#### About this task
Copy each line from the entries that the word "workspace" appears in.

#### Source information
==*==

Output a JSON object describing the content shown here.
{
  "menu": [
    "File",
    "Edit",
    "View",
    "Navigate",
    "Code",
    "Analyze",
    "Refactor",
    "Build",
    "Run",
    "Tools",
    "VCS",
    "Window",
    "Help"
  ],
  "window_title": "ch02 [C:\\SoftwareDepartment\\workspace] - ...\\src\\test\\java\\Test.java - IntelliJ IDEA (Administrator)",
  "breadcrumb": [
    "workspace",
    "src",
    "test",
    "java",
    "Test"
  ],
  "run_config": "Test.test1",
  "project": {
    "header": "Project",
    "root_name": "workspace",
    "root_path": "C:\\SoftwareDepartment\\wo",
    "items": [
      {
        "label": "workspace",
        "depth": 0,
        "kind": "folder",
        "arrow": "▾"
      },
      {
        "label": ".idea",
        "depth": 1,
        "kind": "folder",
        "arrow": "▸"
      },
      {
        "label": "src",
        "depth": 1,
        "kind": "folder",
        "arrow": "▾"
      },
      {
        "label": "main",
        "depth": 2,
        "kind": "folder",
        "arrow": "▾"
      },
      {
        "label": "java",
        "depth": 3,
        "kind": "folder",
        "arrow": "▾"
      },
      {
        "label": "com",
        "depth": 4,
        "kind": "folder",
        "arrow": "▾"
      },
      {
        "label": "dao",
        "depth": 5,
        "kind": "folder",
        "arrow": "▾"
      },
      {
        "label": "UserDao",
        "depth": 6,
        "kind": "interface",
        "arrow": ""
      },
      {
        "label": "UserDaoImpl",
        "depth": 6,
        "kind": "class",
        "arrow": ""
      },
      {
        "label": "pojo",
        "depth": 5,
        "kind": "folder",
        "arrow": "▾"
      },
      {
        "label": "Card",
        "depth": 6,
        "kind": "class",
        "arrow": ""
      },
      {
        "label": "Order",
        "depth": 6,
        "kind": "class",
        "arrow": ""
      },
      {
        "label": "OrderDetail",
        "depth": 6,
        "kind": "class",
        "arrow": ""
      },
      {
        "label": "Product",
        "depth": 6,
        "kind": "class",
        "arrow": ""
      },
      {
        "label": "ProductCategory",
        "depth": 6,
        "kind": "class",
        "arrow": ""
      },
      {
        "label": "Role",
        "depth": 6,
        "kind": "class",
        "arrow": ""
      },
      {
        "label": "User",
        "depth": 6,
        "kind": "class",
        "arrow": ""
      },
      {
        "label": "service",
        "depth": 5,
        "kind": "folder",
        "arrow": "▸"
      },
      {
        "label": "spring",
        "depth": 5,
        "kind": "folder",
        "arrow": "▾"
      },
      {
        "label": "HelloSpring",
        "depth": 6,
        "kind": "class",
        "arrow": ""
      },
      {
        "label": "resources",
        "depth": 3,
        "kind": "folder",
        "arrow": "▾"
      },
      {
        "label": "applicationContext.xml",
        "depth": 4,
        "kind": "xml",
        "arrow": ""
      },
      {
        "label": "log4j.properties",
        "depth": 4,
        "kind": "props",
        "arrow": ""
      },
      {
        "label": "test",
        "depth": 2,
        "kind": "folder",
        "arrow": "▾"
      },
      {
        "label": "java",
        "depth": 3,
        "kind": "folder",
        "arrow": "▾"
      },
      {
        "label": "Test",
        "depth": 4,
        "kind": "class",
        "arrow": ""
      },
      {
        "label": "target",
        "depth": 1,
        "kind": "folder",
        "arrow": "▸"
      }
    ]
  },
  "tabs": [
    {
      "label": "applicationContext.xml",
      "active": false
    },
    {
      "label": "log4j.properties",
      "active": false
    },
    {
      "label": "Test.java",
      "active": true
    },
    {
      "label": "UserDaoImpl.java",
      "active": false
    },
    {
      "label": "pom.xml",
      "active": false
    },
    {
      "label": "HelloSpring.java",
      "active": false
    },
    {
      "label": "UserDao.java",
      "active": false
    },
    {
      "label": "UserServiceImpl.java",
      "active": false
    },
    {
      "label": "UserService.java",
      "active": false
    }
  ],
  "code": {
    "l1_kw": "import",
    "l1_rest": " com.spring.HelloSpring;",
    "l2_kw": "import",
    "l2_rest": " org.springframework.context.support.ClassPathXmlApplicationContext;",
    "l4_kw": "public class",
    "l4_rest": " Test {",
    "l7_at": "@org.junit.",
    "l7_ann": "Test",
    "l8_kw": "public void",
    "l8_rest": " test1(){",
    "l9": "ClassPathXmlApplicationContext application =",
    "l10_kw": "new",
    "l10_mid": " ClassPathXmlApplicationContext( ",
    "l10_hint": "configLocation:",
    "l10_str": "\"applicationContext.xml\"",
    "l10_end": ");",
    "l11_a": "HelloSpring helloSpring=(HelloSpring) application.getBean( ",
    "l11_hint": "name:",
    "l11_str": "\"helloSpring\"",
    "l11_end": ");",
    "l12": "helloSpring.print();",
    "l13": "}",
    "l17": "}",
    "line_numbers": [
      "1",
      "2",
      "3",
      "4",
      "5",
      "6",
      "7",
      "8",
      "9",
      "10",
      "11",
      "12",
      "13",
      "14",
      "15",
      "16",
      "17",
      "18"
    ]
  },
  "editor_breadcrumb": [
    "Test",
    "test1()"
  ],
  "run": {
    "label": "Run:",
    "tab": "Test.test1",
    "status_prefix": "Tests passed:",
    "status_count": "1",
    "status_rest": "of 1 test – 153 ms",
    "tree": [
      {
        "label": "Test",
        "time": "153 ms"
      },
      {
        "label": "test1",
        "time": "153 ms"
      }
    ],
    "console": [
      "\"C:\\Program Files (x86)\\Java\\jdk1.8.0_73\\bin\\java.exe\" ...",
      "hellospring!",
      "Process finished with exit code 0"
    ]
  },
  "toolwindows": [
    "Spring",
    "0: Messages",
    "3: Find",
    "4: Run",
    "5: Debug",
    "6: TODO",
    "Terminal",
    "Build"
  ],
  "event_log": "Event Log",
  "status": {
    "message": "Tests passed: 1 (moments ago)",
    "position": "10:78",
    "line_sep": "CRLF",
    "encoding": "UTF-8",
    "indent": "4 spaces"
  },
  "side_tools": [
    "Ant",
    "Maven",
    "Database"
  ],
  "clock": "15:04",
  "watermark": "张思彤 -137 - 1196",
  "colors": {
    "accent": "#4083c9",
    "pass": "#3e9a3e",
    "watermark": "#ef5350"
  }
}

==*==

#### Solved problem
  "window_title": "ch02 [C:\\SoftwareDepartment\\workspace] - ...\\src\\test\\java\\Test.java - IntelliJ IDEA (Administrator)",
    "workspace",
    "root_name": "workspace",
        "label": "workspace",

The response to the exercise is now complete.